Data section >>
-*-

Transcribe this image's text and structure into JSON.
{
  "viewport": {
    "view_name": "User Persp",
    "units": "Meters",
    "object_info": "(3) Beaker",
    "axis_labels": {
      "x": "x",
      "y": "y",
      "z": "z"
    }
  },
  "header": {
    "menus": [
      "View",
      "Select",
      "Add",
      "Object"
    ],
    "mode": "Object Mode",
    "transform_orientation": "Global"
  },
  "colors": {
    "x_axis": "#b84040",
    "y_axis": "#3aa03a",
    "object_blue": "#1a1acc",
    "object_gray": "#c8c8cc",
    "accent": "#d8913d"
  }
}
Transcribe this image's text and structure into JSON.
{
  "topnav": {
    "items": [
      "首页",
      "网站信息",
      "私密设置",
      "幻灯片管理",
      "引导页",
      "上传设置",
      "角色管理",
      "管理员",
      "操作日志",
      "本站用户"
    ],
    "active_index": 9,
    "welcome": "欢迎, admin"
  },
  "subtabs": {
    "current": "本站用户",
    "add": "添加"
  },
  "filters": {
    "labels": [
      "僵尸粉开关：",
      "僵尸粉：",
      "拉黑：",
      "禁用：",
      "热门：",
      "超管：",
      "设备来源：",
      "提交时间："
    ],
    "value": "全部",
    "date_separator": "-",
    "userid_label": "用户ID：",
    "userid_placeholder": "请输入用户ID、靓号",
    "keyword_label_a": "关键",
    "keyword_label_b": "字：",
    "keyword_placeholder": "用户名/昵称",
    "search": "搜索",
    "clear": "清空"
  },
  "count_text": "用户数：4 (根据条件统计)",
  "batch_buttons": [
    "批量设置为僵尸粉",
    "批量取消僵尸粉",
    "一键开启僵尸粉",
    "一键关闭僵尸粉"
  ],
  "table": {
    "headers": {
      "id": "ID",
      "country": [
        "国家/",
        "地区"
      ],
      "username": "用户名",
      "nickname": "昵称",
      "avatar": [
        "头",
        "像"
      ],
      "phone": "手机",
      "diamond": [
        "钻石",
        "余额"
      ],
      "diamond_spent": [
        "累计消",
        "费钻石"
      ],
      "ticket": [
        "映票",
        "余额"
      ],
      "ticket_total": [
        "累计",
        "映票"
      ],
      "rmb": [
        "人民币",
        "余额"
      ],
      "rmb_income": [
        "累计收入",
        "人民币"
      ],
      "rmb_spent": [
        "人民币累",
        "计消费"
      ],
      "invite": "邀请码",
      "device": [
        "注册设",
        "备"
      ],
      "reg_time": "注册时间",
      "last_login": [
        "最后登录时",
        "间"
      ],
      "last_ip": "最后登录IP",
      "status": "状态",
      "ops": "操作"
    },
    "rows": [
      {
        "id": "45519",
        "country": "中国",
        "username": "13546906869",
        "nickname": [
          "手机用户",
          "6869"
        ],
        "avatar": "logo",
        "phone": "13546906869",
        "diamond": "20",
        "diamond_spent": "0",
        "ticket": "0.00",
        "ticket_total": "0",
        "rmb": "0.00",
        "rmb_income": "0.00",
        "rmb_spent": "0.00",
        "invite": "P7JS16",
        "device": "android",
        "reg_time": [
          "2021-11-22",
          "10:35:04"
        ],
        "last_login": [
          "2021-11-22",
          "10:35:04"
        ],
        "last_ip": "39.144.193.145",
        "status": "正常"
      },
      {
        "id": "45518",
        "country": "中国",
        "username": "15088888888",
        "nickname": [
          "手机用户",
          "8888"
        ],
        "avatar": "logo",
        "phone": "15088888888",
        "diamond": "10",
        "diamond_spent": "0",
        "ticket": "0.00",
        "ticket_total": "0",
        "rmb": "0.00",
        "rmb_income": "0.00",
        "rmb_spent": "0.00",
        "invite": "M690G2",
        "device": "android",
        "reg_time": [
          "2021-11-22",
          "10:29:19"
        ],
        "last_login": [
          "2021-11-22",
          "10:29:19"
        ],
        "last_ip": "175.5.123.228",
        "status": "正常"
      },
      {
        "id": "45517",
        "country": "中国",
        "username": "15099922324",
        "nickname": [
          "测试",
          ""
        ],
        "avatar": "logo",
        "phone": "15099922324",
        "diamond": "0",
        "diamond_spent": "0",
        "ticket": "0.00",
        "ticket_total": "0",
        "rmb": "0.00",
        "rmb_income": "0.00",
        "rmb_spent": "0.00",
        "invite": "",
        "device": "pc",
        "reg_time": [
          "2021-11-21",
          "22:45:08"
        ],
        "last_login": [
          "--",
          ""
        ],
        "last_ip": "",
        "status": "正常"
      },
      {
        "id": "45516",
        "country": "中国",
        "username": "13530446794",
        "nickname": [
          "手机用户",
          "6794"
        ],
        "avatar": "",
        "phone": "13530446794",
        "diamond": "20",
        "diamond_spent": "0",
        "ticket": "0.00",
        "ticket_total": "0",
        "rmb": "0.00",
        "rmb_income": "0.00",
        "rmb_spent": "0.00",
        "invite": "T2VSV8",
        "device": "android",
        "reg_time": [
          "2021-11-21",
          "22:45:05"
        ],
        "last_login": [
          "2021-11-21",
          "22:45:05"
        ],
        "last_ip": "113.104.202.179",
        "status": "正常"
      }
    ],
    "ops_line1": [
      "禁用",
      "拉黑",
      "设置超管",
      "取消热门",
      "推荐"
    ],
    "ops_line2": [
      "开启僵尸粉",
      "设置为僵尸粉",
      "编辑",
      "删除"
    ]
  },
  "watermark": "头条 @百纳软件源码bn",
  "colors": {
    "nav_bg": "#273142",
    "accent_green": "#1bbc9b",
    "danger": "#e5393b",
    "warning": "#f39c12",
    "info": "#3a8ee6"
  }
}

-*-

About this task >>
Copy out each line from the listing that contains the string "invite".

Expected answer >>
      "invite": "邀请码",
        "invite": "P7JS16",
        "invite": "M690G2",
        "invite": "",
        "invite": "T2VSV8",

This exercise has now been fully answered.